━━━ DATA FOR REVIEW
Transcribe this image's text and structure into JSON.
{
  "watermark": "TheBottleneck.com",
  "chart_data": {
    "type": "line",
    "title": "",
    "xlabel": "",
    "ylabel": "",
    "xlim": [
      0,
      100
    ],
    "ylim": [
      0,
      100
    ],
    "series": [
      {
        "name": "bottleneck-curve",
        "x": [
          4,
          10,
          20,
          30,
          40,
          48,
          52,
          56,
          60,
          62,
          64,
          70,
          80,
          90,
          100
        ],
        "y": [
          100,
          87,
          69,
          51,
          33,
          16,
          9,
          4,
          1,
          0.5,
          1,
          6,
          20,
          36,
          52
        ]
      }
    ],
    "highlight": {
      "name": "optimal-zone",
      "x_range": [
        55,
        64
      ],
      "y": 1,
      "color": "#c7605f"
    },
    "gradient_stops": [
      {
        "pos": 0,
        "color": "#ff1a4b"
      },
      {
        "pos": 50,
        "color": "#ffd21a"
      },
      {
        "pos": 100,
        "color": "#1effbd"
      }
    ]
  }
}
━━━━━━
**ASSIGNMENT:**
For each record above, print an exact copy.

**FINAL ANSWER:**
Transcribe this image's text and structure into JSON.
{
  "watermark": "TheBottleneck.com",
  "chart_data": {
    "type": "line",
    "title": "",
    "xlabel": "",
    "ylabel": "",
    "xlim": [
      0,
      100
    ],
    "ylim": [
      0,
      100
    ],
    "series": [
      {
        "name": "bottleneck-curve",
        "x": [
          4,
          10,
          20,
          30,
          40,
          48,
          52,
          56,
          60,
          62,
          64,
          70,
          80,
          90,
          100
        ],
        "y": [
          100,
          87,
          69,
          51,
          33,
          16,
          9,
          4,
          1,
          0.5,
          1,
          6,
          20,
          36,
          52
        ]
      }
    ],
    "highlight": {
      "name": "optimal-zone",
      "x_range": [
        55,
        64
      ],
      "y": 1,
      "color": "#c7605f"
    },
    "gradient_stops": [
      {
        "pos": 0,
        "color": "#ff1a4b"
      },
      {
        "pos": 50,
        "color": "#ffd21a"
      },
      {
        "pos": 100,
        "color": "#1effbd"
      }
    ]
  }
}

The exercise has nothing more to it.